Andy Murray played one of the worst shots of his entire career to hasten his defeat to Italian qualifier Andrea Vavassori in Madrid and deepen his frustration on clay.
The howler made it to 6-6 in the second set tiebreaker. It was a pivotal moment, as Murray – already a set down after a painfully slow start – had managed to rally from a 5-1 deficit in that tiebreaker. With Vavassori’s nerves on the wane, Murray was well positioned to turn the game around in his favor.
The point began with Murray firing a strong serve, after which it was followed by a penetrating backhand approach shot, and smoothly moved forward to fend off a last defensive attempt by Vavassori. As the ball slid smoothly towards him, Murray was almost on top of the net, with a variety of options at his disposal.

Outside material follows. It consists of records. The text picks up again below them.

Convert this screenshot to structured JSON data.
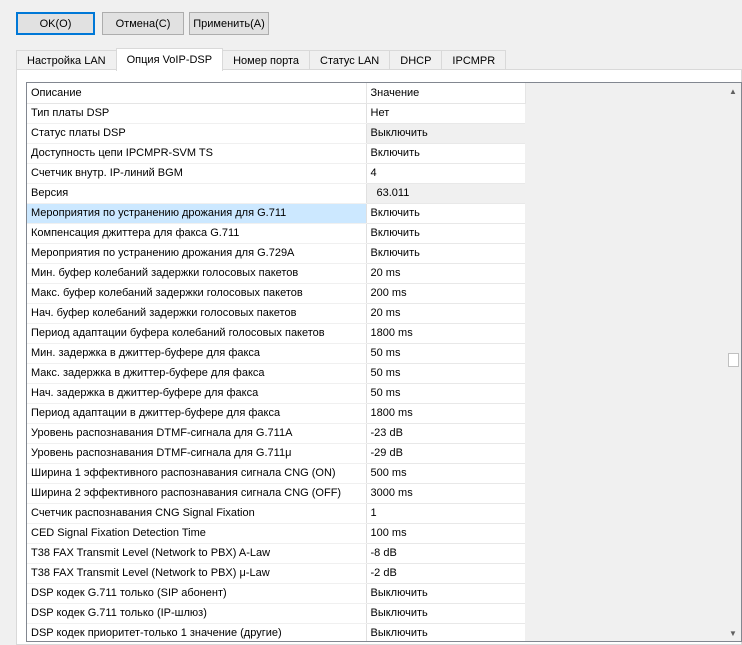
{
  "toolbar": {
    "ok_label": "OK(O)",
    "cancel_label": "Отмена(C)",
    "apply_label": "Применить(A)"
  },
  "tabs": [
    {
      "label": "Настройка LAN",
      "active": false
    },
    {
      "label": "Опция VoIP-DSP",
      "active": true
    },
    {
      "label": "Номер порта",
      "active": false
    },
    {
      "label": "Статус LAN",
      "active": false
    },
    {
      "label": "DHCP",
      "active": false
    },
    {
      "label": "IPCMPR",
      "active": false
    }
  ],
  "grid": {
    "columns": [
      "Описание",
      "Значение"
    ],
    "rows": [
      {
        "desc": "Тип платы DSP",
        "value": "Нет"
      },
      {
        "desc": "Статус платы DSP",
        "value": "Выключить",
        "readonly": true
      },
      {
        "desc": "Доступность цепи IPCMPR-SVM TS",
        "value": "Включить"
      },
      {
        "desc": "Счетчик внутр. IP-линий BGM",
        "value": "4"
      },
      {
        "desc": "Версия",
        "value": "63.011",
        "readonly": true
      },
      {
        "desc": "Мероприятия по устранению дрожания для G.711",
        "value": "Включить",
        "selected": true
      },
      {
        "desc": "Компенсация джиттера для факса G.711",
        "value": "Включить"
      },
      {
        "desc": "Мероприятия по устранению дрожания для G.729A",
        "value": "Включить"
      },
      {
        "desc": "Мин. буфер колебаний задержки голосовых пакетов",
        "value": "20 ms"
      },
      {
        "desc": "Макс. буфер колебаний задержки голосовых пакетов",
        "value": "200 ms"
      },
      {
        "desc": "Нач. буфер колебаний задержки голосовых пакетов",
        "value": "20 ms"
      },
      {
        "desc": "Период адаптации буфера колебаний голосовых пакетов",
        "value": "1800 ms"
      },
      {
        "desc": "Мин. задержка в джиттер-буфере для факса",
        "value": "50 ms"
      },
      {
        "desc": "Макс. задержка в джиттер-буфере для факса",
        "value": "50 ms"
      },
      {
        "desc": "Нач. задержка в джиттер-буфере для факса",
        "value": "50 ms"
      },
      {
        "desc": "Период адаптации в джиттер-буфере для факса",
        "value": "1800 ms"
      },
      {
        "desc": "Уровень распознавания DTMF-сигнала для G.711A",
        "value": "-23 dB"
      },
      {
        "desc": "Уровень распознавания DTMF-сигнала для G.711μ",
        "value": "-29 dB"
      },
      {
        "desc": "Ширина 1 эффективного распознавания сигнала CNG (ON)",
        "value": "500 ms"
      },
      {
        "desc": "Ширина 2 эффективного распознавания сигнала CNG (OFF)",
        "value": "3000 ms"
      },
      {
        "desc": "Счетчик распознавания CNG Signal Fixation",
        "value": "1"
      },
      {
        "desc": "CED Signal Fixation Detection Time",
        "value": "100 ms"
      },
      {
        "desc": "T38 FAX Transmit Level (Network to PBX) A-Law",
        "value": "-8 dB"
      },
      {
        "desc": "T38 FAX Transmit Level (Network to PBX) μ-Law",
        "value": "-2 dB"
      },
      {
        "desc": "DSP кодек G.711 только (SIP абонент)",
        "value": "Выключить"
      },
      {
        "desc": "DSP кодек  G.711 только (IP-шлюз)",
        "value": "Выключить"
      },
      {
        "desc": "DSP кодек  приоритет-только 1 значение (другие)",
        "value": "Выключить"
      }
    ]
  },
  "icons": {
    "scroll_up": "chevron-up-icon",
    "scroll_down": "chevron-down-icon"
  },
  "colors": {
    "selection": "#cce8ff",
    "default_button_border": "#0078d7",
    "readonly_cell": "#f0f0f0"
  }
}
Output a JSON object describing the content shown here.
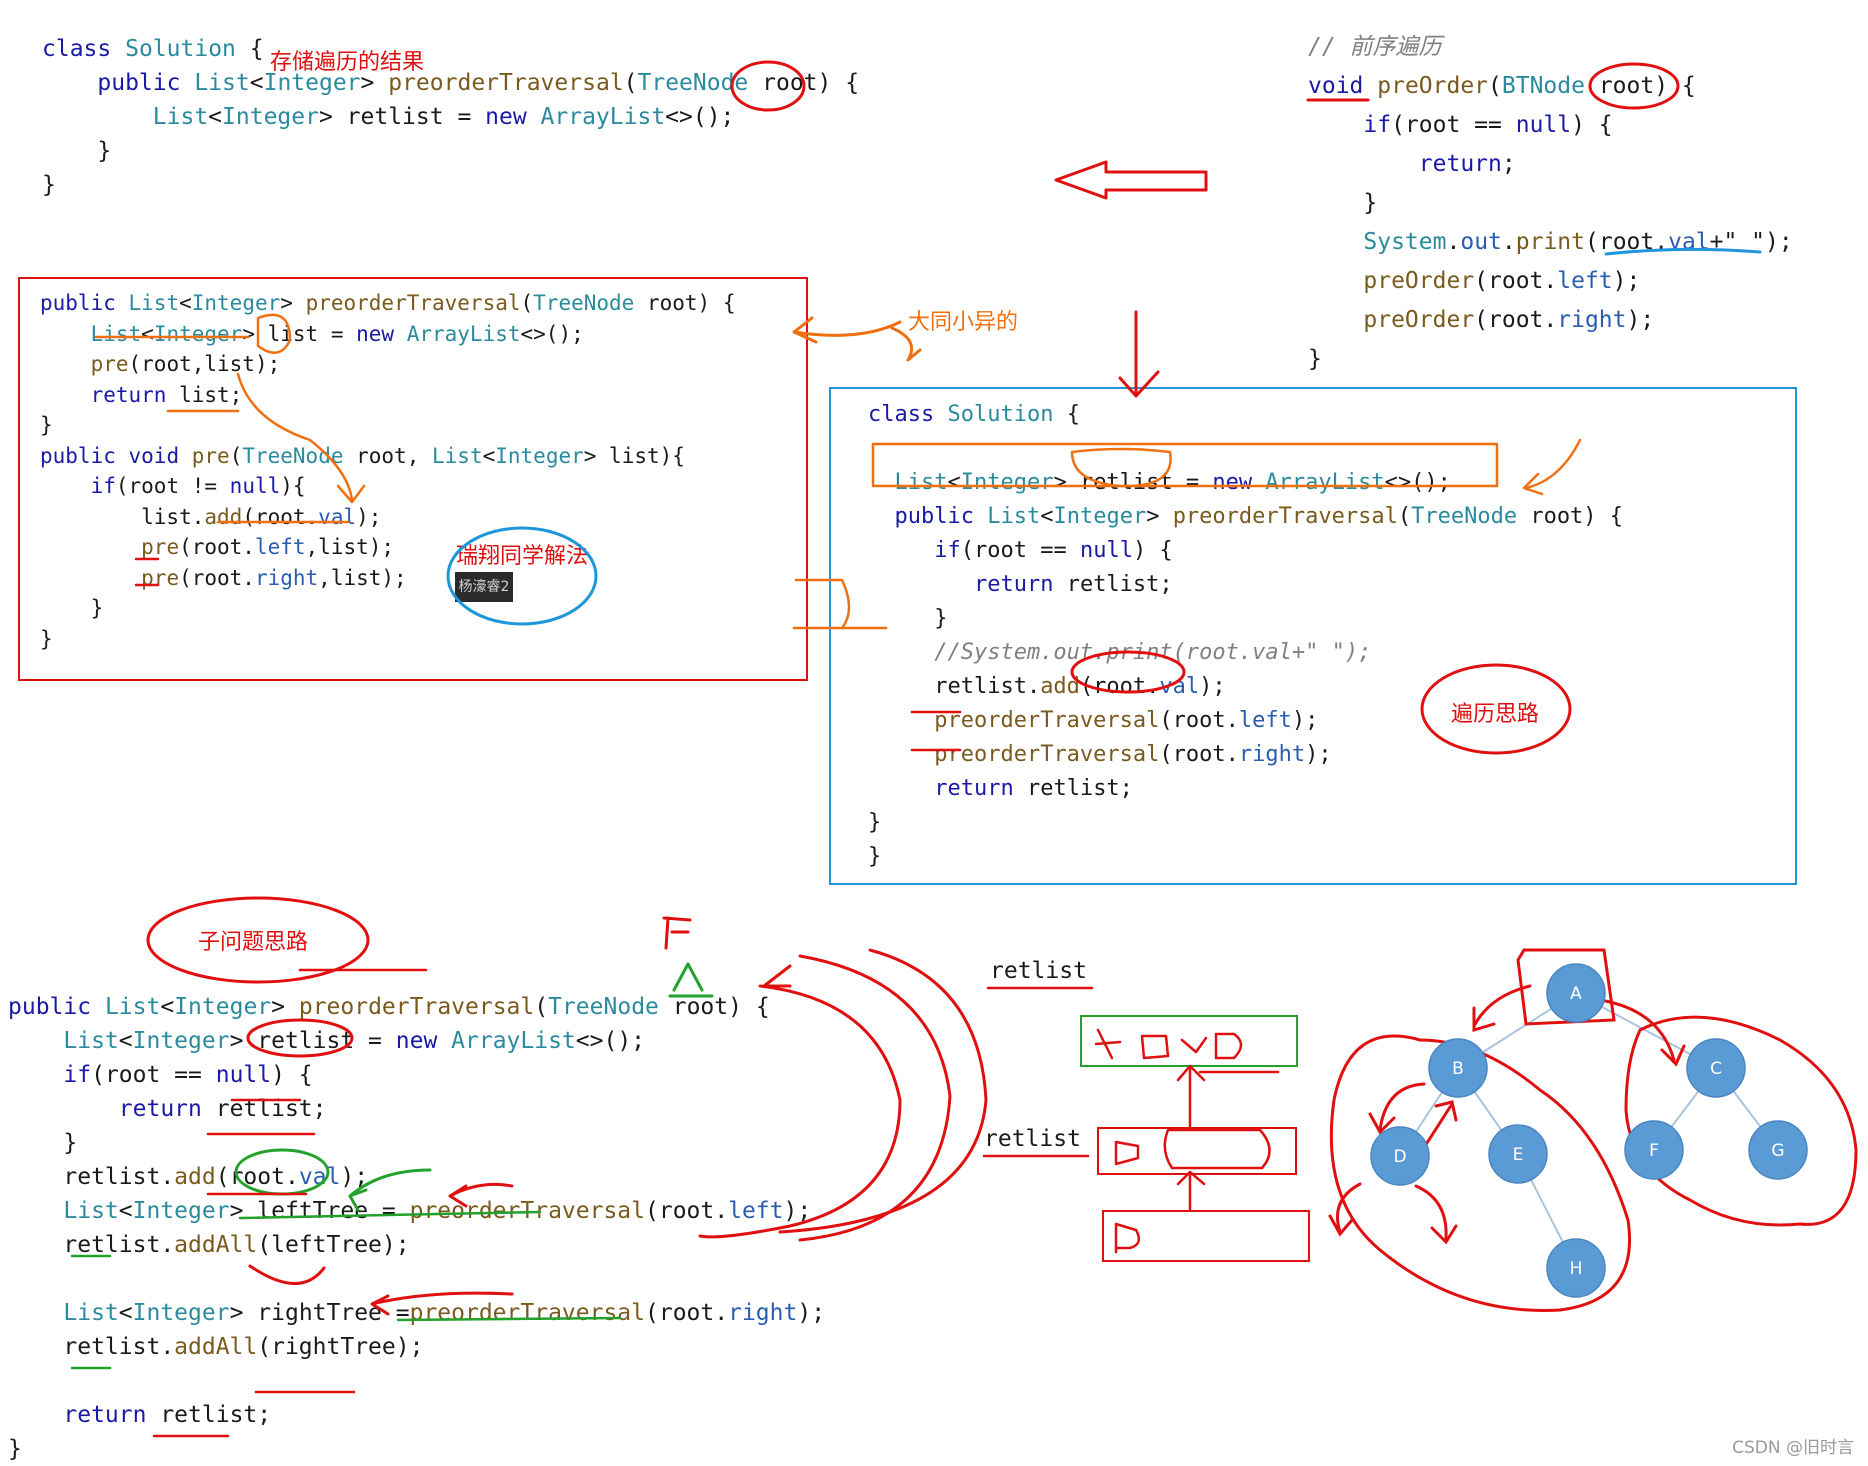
{
  "panel_top_left": {
    "lines": [
      "class Solution {",
      "    public List<Integer> preorderTraversal(TreeNode root) {",
      "        List<Integer> retlist = new ArrayList<>();",
      "    }",
      "}"
    ]
  },
  "panel_top_right": {
    "lines": [
      "// 前序遍历",
      "void preOrder(BTNode root) {",
      "    if(root == null) {",
      "        return;",
      "    }",
      "    System.out.print(root.val+\" \");",
      "    preOrder(root.left);",
      "    preOrder(root.right);",
      "}"
    ]
  },
  "panel_red_box": {
    "lines": [
      "public List<Integer> preorderTraversal(TreeNode root) {",
      "    List<Integer> list = new ArrayList<>();",
      "    pre(root,list);",
      "    return list;",
      "}",
      "public void pre(TreeNode root, List<Integer> list){",
      "    if(root != null){",
      "        list.add(root.val);",
      "        pre(root.left,list);",
      "        pre(root.right,list);",
      "    }",
      "}"
    ],
    "tooltip": "杨濠睿2"
  },
  "panel_blue_box": {
    "lines": [
      "class Solution {",
      "",
      "  List<Integer> retlist = new ArrayList<>();",
      "  public List<Integer> preorderTraversal(TreeNode root) {",
      "     if(root == null) {",
      "        return retlist;",
      "     }",
      "     //System.out.print(root.val+\" \");",
      "     retlist.add(root.val);",
      "     preorderTraversal(root.left);",
      "     preorderTraversal(root.right);",
      "     return retlist;",
      "}",
      "}"
    ]
  },
  "panel_bottom_left": {
    "lines": [
      "public List<Integer> preorderTraversal(TreeNode root) {",
      "    List<Integer> retlist = new ArrayList<>();",
      "    if(root == null) {",
      "        return retlist;",
      "    }",
      "    retlist.add(root.val);",
      "    List<Integer> leftTree = preorderTraversal(root.left);",
      "    retlist.addAll(leftTree);",
      "",
      "    List<Integer> rightTree =preorderTraversal(root.right);",
      "    retlist.addAll(rightTree);",
      "",
      "    return retlist;",
      "}"
    ]
  },
  "annotations": {
    "store_result": "存储遍历的结果",
    "similar": "大同小异的",
    "ruixiang": "瑞翔同学解法",
    "traversal_idea": "遍历思路",
    "subproblem_idea": "子问题思路"
  },
  "retlist_labels": [
    "retlist",
    "retlist"
  ],
  "tree": {
    "nodes": [
      "A",
      "B",
      "C",
      "D",
      "E",
      "F",
      "G",
      "H"
    ],
    "edges": [
      [
        "A",
        "B"
      ],
      [
        "A",
        "C"
      ],
      [
        "B",
        "D"
      ],
      [
        "B",
        "E"
      ],
      [
        "C",
        "F"
      ],
      [
        "C",
        "G"
      ],
      [
        "E",
        "H"
      ]
    ],
    "node_color": "#5b9bd5"
  },
  "watermark": "CSDN @旧时言",
  "colors": {
    "keyword": "#1a1aa6",
    "type": "#2b8a9e",
    "method": "#7a5a1e",
    "comment": "#808080",
    "annotation_red": "#e01010",
    "annotation_orange": "#f07010",
    "annotation_blue": "#1e96dc",
    "annotation_green": "#22a22a"
  }
}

Somehow, though, he suffered a brain freeze that caused him to try to hit his backhand volley hard enough to set up a drop-shot winner, only to hit the ball and put it into the web of the net. Murray stood there for at least 10 seconds, hands on his knees, staring blankly at the ground as he tried to figure out what had just happened.
“Obviously everyone misses bad shots in their career, but I don’t have many like that,” said a chastened Murray, after Vavassori had hit two of his next three points to complete a 6-2, 7-6 win in 91 minutes.

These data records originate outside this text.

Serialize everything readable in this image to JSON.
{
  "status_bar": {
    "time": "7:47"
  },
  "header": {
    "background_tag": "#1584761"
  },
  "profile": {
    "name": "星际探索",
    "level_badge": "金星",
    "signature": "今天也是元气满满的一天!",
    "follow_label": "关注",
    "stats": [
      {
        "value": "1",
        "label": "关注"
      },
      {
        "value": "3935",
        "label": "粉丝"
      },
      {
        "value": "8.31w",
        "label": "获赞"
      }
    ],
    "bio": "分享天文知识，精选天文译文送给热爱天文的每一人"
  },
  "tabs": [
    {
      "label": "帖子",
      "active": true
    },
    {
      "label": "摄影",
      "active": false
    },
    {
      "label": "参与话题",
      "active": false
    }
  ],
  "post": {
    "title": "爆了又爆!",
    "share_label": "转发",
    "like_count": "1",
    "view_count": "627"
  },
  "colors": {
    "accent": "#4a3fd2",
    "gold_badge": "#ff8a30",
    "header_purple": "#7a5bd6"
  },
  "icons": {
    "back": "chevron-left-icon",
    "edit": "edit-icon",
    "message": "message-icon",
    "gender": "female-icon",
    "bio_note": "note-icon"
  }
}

“I’ve always been pretty good at cleaning up and finishing up runs, whether it’s overhead or runs on short balls and stuff like that. He wasn’t the only one [today] O. There have been a couple of pretty bad ones in the big moments.
“That’s the frustrating thing, because to get into those positions, you build the point well, play it right and then, yeah, you just butcher the simple, basic shot.
“You probably would have,” Murray concluded, nodding in the direction of Telegraph Sport. “No disrespect for your tennis skills. But I mean, it’s not a hit that the best payers should miss. Ugly miss.
Murray’s season is going poorly after a promising start, in which he wowed the Australian Open with his nightly exploits before reaching the final in Doha. This loss to Vavassori – a 27-year-old journeyman who has never beaten an opponent in the top 50 – was his fourth straight loss in a streak dating back to March 11.
Murray would like to try Roland Garros
He could now move on to one of the big new Challenger clay events scheduled for week two in Madrid, probably the one in Aix-en-Provence. Longer term, Murray’s team are still debating the benefits of playing Roland Garros – which he skipped last year to extend his grass-court training to Wimbledon – although the man himself seems keen.
“I’d like to play,” Murray said, “just because I don’t know if I’ll have another opportunity to play again. Even though I feel fit and healthy, I would give it a try.
“But, yes, I also have ambitions to compete for Wimbledon titles and that sort of thing. I know, sitting here today, it probably doesn’t sound realistic. But I think it’s a possibility. So yeah, I don’t know. It is impossible to say what is the right thing to do.”
Previously, Kyle Edmund – the former British number 1 who barely played for three years due to a knee problem – had shown occasional bright moments in the 6-4, 6-1 defeat by Dominic Thiem.
“I’m slowly getting better,” Edmund said. “I wish he could be a little faster and get some wins. But this time last year, I was basically coming off my third surgery. So it’s good to play.”